■ **Task objective**
Search the records for the string "Show" and report how many lines contain it, with nothing else.

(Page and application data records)
○ ○ ○ ○ ○ ○ ○

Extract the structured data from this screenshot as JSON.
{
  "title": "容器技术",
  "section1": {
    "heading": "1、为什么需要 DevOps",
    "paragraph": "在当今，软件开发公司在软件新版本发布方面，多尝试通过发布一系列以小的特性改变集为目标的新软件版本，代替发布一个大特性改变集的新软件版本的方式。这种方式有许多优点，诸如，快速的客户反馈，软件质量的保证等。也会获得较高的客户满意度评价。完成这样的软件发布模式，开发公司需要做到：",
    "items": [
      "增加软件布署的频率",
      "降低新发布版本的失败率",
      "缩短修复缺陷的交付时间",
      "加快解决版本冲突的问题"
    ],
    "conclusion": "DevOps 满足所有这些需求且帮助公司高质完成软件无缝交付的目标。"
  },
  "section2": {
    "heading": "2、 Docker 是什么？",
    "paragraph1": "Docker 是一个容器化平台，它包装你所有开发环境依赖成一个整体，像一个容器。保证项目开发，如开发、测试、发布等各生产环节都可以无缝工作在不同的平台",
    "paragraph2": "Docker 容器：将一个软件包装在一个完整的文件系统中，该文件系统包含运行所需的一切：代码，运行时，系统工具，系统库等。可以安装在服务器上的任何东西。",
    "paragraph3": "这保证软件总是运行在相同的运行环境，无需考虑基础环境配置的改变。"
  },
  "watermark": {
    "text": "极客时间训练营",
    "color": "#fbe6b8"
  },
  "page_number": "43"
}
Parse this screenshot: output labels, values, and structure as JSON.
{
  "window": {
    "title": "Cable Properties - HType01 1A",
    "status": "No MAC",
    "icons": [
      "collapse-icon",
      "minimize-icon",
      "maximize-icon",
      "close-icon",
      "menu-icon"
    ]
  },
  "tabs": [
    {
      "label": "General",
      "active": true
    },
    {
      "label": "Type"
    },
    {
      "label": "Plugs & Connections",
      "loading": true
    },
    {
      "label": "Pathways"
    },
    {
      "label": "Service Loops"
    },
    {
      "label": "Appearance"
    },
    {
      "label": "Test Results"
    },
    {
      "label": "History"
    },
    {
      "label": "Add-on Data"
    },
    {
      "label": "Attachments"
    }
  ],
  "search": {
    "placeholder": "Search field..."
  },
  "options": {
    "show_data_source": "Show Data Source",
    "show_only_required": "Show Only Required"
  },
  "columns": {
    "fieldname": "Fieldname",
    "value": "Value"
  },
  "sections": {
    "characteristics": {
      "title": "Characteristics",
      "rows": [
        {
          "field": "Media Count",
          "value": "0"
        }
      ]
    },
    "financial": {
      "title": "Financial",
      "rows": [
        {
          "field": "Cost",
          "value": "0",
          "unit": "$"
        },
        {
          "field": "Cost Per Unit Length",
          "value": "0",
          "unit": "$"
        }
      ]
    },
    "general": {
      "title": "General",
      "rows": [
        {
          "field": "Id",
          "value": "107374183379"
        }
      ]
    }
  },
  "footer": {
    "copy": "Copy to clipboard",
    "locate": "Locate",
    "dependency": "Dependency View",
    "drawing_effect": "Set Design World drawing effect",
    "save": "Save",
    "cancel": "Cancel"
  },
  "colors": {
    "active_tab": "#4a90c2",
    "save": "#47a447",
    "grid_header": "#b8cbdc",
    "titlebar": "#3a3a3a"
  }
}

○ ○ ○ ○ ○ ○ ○

■ **Task solution**
2